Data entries
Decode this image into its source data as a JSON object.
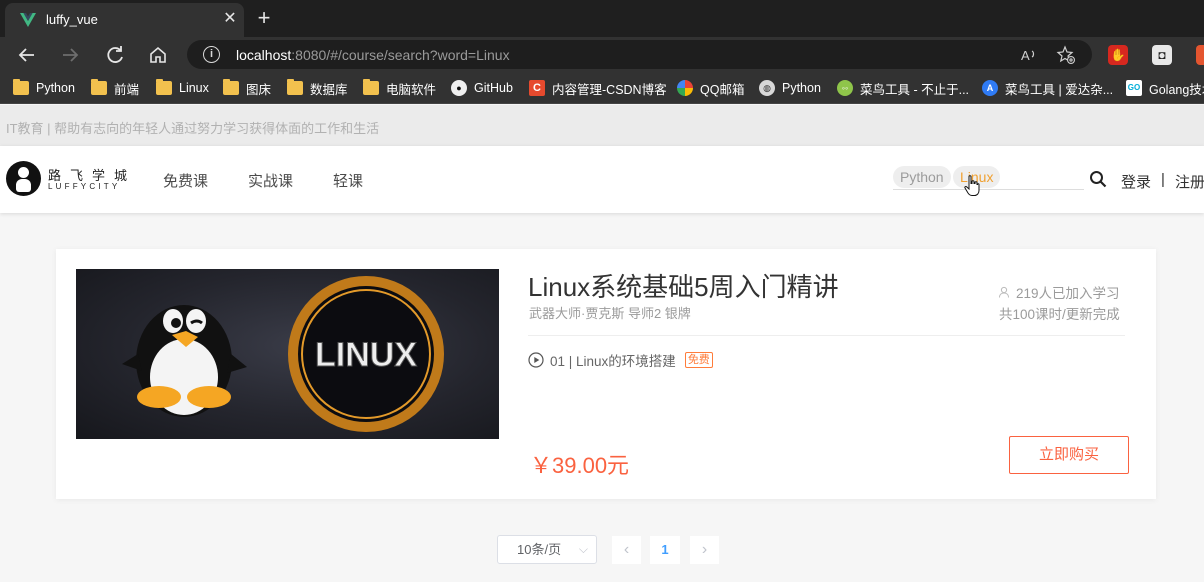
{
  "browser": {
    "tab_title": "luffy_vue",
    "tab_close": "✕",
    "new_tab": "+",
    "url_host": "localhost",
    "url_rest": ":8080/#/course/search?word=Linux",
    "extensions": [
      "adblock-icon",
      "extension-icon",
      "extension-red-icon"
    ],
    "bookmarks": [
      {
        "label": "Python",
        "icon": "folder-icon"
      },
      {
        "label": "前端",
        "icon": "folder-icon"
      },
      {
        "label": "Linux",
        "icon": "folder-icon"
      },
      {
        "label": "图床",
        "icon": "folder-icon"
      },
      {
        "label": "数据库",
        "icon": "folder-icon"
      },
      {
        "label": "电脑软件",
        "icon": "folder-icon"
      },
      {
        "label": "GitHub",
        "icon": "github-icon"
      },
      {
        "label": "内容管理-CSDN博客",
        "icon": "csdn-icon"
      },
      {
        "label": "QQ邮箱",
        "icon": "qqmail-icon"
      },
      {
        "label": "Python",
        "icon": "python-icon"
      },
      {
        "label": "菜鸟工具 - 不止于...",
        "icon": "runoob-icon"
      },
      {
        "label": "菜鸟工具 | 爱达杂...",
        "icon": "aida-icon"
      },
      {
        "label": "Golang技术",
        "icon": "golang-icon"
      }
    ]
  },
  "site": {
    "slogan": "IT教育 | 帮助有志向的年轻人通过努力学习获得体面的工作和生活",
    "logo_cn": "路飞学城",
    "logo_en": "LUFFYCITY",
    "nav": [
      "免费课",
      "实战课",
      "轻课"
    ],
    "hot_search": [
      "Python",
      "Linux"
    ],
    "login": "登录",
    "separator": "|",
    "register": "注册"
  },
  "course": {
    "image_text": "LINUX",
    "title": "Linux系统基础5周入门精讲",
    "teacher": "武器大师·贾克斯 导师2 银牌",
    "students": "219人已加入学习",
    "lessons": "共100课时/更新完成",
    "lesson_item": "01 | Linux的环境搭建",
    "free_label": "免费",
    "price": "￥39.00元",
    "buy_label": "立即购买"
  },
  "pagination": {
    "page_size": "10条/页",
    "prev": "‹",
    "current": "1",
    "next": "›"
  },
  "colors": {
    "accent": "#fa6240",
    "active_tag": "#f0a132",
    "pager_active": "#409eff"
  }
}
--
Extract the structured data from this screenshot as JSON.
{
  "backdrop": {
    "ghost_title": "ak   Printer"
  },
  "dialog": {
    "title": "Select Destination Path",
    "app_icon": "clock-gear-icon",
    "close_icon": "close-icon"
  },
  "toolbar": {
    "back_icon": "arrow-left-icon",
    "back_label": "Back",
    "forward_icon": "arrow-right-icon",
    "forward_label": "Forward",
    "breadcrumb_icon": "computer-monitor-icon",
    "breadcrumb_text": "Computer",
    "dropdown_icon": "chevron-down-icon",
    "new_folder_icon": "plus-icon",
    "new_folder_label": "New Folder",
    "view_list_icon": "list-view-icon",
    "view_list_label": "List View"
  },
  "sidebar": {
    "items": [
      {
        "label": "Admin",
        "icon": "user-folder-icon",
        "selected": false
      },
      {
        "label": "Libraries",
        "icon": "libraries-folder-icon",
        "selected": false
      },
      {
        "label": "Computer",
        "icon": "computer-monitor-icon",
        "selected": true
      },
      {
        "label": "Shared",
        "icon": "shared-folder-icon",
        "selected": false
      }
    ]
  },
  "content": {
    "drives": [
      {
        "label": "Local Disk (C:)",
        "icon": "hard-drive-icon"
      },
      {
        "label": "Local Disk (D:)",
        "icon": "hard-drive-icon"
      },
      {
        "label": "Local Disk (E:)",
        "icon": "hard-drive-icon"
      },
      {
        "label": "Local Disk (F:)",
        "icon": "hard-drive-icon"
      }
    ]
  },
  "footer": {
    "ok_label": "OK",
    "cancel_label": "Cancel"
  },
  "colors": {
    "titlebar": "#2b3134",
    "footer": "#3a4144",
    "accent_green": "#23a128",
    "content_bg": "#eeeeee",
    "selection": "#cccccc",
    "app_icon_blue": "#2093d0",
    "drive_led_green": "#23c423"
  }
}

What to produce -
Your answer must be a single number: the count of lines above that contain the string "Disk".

Exercise response -
4